Concerned about this situation, UNICEF was on the look out for NGOs that would be able to provide storybooks for children of remote villages with their focus on social marketing rather than profit making. It was then that Satyal, Sherpa and their three associates – Lucia de Vries, Shanta Laxmi Shrestha and Yasodha Nakarmi Shrestha – decided to start a publishing house that would bring out fun books for children and distribute them in the countryside.
Lucia is a Dutch journalist who also runs an animal welfare centre in Kathmandu, Shanta has been working on development issues in Nepal’s southern Terai plains and Yasodha has been associated with initiatives aimed at encouraging marginalised groups in Nepal to join the mainstream.
When the five set up Sunbird Publishers in the late 1990s, the start-up period proved to be exceedingly tough. “Writers and illustrators had a traditional notion of children’s literature,” says de Vries. “The language was formal, lengthy, moralistic and no fun. They did not understand or like our approach. So we were forced to train potential writers and illustrators ourselves.”
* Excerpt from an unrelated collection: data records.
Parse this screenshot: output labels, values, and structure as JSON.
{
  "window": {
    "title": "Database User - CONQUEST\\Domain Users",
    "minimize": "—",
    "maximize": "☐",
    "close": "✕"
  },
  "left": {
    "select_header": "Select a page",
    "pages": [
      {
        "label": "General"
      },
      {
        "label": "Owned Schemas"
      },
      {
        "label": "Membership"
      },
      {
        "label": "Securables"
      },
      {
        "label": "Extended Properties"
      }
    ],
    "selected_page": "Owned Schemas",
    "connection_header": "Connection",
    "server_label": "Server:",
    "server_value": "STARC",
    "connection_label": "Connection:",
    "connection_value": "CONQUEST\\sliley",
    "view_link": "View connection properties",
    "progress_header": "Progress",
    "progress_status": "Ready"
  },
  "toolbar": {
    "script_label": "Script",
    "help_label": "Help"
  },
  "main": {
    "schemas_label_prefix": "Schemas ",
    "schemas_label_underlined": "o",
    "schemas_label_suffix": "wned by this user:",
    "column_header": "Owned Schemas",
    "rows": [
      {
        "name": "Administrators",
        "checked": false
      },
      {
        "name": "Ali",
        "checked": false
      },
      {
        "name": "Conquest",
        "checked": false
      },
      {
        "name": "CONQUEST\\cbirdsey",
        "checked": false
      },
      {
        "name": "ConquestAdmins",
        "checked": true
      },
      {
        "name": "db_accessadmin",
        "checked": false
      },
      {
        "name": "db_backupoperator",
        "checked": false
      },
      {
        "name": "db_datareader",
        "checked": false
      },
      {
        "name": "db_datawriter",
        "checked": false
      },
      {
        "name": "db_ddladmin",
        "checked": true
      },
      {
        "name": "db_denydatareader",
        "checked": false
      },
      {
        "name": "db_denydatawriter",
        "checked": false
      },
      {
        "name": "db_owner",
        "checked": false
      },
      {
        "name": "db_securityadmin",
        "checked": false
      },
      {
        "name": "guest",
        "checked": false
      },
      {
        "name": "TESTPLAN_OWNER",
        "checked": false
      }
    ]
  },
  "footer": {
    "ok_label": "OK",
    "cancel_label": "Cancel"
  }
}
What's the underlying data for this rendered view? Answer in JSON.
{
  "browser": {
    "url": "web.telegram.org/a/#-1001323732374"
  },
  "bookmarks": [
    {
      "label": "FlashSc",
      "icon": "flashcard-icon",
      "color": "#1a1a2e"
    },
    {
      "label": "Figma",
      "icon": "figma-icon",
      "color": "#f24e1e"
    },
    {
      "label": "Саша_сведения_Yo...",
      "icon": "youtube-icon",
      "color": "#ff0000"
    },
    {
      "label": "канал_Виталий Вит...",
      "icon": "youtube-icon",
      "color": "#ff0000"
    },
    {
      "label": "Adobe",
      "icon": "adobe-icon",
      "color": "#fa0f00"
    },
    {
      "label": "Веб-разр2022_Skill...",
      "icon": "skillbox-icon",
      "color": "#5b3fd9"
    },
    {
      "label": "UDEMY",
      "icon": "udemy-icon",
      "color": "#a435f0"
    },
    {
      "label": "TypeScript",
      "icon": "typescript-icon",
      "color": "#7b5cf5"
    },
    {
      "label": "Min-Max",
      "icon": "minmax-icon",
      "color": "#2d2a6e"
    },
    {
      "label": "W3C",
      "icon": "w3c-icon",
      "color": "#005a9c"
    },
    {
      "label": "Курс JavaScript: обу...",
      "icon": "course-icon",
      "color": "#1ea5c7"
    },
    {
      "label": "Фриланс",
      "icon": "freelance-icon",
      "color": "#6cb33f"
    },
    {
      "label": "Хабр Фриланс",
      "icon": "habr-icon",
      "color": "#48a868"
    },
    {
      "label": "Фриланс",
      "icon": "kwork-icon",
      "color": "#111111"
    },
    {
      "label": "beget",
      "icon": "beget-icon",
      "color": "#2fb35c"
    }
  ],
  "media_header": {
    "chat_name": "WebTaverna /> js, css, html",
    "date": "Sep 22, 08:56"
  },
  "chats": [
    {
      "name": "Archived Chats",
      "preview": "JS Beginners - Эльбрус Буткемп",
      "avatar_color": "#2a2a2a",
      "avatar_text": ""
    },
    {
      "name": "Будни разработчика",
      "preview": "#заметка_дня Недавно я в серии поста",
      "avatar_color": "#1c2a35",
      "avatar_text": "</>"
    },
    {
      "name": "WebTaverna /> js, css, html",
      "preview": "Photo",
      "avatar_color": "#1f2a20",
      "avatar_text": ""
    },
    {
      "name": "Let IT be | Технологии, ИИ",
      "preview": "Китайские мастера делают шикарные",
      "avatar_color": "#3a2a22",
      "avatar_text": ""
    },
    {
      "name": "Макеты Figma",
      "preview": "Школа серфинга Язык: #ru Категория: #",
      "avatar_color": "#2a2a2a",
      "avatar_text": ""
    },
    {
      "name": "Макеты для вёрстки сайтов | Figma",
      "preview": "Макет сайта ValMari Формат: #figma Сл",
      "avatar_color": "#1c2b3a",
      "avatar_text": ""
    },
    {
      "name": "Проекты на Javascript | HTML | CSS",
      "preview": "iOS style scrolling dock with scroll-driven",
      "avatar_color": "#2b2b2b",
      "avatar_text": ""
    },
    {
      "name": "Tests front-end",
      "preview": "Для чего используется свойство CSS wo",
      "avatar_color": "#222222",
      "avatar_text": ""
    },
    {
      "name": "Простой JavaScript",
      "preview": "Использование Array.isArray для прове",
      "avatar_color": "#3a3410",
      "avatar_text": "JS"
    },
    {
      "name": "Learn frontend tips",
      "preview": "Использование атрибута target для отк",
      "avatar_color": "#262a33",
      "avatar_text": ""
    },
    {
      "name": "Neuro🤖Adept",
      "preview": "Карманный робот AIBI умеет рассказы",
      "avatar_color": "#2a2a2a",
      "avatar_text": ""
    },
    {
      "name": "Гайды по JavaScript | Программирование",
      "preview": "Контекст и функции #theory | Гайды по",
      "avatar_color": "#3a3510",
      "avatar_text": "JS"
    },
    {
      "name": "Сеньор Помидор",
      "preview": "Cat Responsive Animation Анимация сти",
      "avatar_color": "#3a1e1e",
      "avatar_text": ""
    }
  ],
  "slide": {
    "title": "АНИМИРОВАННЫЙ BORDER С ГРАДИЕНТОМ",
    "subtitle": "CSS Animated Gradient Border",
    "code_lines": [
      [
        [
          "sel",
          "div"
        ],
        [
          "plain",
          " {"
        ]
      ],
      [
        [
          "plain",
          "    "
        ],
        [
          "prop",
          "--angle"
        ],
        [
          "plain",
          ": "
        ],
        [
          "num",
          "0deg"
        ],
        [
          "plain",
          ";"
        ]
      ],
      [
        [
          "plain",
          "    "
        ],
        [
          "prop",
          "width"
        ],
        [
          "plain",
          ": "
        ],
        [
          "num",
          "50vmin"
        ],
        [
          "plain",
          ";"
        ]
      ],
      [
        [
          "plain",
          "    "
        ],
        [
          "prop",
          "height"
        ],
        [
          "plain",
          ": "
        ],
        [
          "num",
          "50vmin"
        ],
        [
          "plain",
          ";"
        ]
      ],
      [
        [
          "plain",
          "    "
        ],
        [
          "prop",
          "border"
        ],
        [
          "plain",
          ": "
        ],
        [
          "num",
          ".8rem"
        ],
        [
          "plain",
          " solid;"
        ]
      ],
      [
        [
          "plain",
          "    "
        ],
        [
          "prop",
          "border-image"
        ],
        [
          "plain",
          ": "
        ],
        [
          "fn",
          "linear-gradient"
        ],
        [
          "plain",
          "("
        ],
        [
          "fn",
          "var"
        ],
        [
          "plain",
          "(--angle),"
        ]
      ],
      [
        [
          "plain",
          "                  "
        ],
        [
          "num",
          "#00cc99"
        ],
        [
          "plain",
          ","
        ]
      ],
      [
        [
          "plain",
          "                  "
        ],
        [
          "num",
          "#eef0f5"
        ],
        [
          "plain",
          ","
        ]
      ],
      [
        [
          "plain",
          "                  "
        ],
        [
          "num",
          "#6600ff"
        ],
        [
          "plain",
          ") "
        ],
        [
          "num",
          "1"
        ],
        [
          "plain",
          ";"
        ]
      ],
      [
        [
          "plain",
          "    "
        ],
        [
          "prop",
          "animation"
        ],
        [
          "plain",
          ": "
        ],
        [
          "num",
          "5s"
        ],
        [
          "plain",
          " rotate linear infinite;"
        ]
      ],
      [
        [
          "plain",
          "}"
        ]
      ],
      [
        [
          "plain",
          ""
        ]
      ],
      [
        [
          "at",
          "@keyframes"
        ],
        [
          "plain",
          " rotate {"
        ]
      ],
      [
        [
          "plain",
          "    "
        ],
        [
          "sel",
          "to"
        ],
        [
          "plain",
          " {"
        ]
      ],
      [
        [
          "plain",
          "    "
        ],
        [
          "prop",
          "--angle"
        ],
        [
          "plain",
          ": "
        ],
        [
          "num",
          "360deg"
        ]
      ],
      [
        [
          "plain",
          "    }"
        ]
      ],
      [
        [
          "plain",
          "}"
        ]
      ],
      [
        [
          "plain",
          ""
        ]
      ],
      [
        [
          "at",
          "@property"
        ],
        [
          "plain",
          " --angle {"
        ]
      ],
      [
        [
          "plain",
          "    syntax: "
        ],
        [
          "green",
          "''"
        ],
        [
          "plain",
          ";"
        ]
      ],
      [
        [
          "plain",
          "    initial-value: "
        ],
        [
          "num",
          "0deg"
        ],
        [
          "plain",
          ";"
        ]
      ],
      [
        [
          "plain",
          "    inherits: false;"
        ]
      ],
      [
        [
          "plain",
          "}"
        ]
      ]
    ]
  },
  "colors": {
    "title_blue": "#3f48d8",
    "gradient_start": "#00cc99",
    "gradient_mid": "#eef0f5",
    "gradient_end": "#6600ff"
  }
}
There were other problems as well. “The technical stuff was a nightmare, too,” Sherpa reveals. “Publishing was not as professional as it is today. Once, a printer copied the wrong file and printed the unedited version of the book. He refused to reprint the book for free, which was a major letdown. Even now, after all these years of publishing, production is a tough job because of problems like power load-shedding and the dearth of Nepali fonts.”
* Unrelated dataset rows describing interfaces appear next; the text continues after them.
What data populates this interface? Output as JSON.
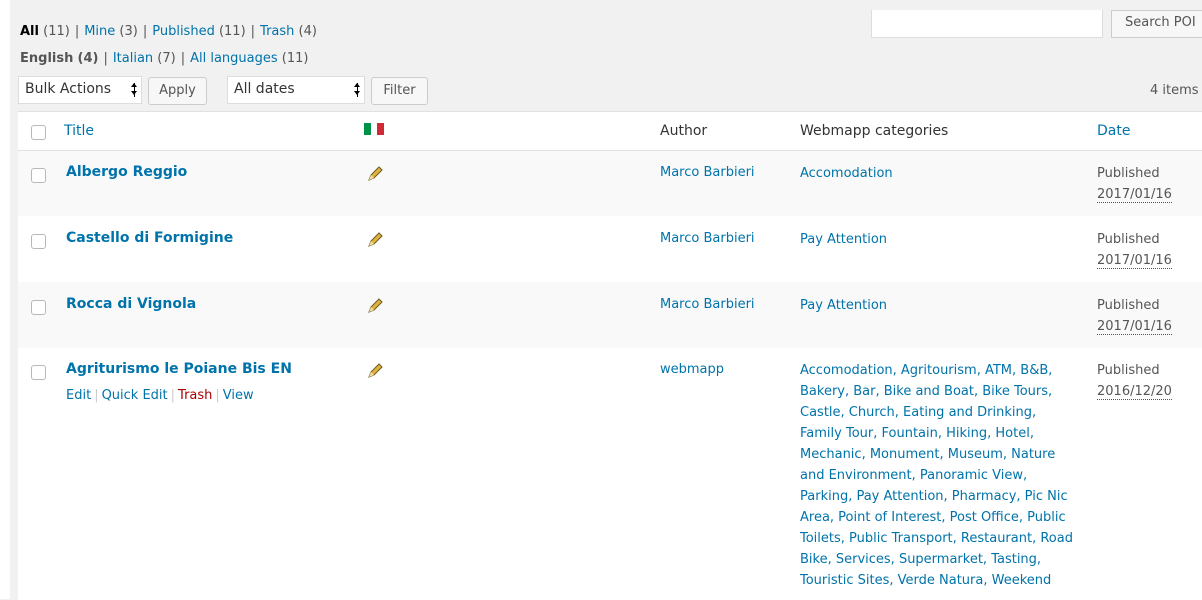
{
  "status_filters": [
    {
      "label": "All",
      "count": "(11)",
      "current": true
    },
    {
      "label": "Mine",
      "count": "(3)"
    },
    {
      "label": "Published",
      "count": "(11)"
    },
    {
      "label": "Trash",
      "count": "(4)"
    }
  ],
  "language_filters": [
    {
      "label": "English",
      "count": "(4)",
      "current": true
    },
    {
      "label": "Italian",
      "count": "(7)"
    },
    {
      "label": "All languages",
      "count": "(11)"
    }
  ],
  "search": {
    "value": "",
    "button": "Search POI"
  },
  "bulk_actions": {
    "selected": "Bulk Actions",
    "apply": "Apply"
  },
  "date_filter": {
    "selected": "All dates",
    "filter": "Filter"
  },
  "items_count": "4 items",
  "columns": {
    "title": "Title",
    "author": "Author",
    "categories": "Webmapp categories",
    "date": "Date"
  },
  "flag_colors": [
    "#009246",
    "#ffffff",
    "#ce2b37"
  ],
  "rows": [
    {
      "title": "Albergo Reggio",
      "author": "Marco Barbieri",
      "categories": "Accomodation",
      "status": "Published",
      "date": "2017/01/16"
    },
    {
      "title": "Castello di Formigine",
      "author": "Marco Barbieri",
      "categories": "Pay Attention",
      "status": "Published",
      "date": "2017/01/16"
    },
    {
      "title": "Rocca di Vignola",
      "author": "Marco Barbieri",
      "categories": "Pay Attention",
      "status": "Published",
      "date": "2017/01/16"
    },
    {
      "title": "Agriturismo le Poiane Bis EN",
      "author": "webmapp",
      "categories": "Accomodation, Agritourism, ATM, B&B, Bakery, Bar, Bike and Boat, Bike Tours, Castle, Church, Eating and Drinking, Family Tour, Fountain, Hiking, Hotel, Mechanic, Monument, Museum, Nature and Environment, Panoramic View, Parking, Pay Attention, Pharmacy, Pic Nic Area, Point of Interest, Post Office, Public Toilets, Public Transport, Restaurant, Road Bike, Services, Supermarket, Tasting, Touristic Sites, Verde Natura, Weekend",
      "status": "Published",
      "date": "2016/12/20"
    }
  ],
  "row_actions": {
    "edit": "Edit",
    "quick_edit": "Quick Edit",
    "trash": "Trash",
    "view": "View"
  }
}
Time has also been a major constraint. “All of us have other jobs,” says a rueful Yasodha. “Besides holding full-time jobs and looking after the family, Sunbird is our third job. And none of us are paid for it. We don’t run Sunbird for profit. Whatever money the books make goes into a rotating fund to bring out new books. We run Sunbird to express our creativity and bolster our spirits,” she says.
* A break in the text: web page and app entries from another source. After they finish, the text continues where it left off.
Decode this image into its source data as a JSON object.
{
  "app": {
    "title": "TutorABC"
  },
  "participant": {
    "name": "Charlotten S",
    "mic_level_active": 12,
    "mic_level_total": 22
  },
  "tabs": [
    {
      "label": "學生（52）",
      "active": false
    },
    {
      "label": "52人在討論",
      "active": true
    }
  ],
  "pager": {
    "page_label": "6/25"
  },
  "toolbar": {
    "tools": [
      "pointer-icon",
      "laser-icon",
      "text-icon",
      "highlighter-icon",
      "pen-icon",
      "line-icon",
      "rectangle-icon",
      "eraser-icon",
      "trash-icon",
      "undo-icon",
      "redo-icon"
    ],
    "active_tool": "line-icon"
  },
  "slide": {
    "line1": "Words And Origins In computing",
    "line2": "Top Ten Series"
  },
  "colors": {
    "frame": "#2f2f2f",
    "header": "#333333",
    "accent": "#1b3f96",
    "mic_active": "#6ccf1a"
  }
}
While the books have started emerging, marketing them still remains a difficult proposition. “School libraries are only interested in buying textbooks, dictionaries and encyclopaedias,” says Sherpa. “In department stores, children’s books are at the back or hidden in a corner. Outside Kathmandu valley, the geography is so diverse that it is difficult to create a distribution network.” Nevertheless they have found a way to reach out to the kids. In Kathmandu, they keep their books in bookstores and even some department stores; while outside Kathmandu valley, they go through distributors, school libraries and development agencies.
Sunbird started out with two illustrated books in 1998 – ‘Don’t Do As I Do’, written and illustrated by Joy Stephens, and ‘Who Has Eaten The Maize?’, a collective effort by the entire editorial team. Today, despite the hurdles, they have easy reads for children aged between two and 12; and books for teenagers as well. In all, they have published 20 titles. This year, Sunbird gained a major feather in its cap when it became the official publisher of the first Harry Potter novel in Nepali. ‘Harry Potter r Parasmani’, or ‘Harry Potter and the Philosopher’s Stone’, was launched in May as the consequence of a letter in a local daily. A teen had written to the ‘Kathmandu Post’, wistfully hoping that one day Nepal would have the boy wizard’s exploits translated in the local language so that he and others like him could enjoy what children the world over were reading.
This moved de Vries to write to J.K. Rowling, the author of the celebrated series, asking for her permission to translate the first novel. Much to the group’s joy, she agreed. The Sunbird women think that the Harry Potter books will strike a chord with the Nepali village reader because Potter’s adventures are about growing up, the pain of coming from a different background and the ups and downs of life.
This Fabulous Five is certainly doing all they can to fill the yawning gap in Nepal’s children’s literature.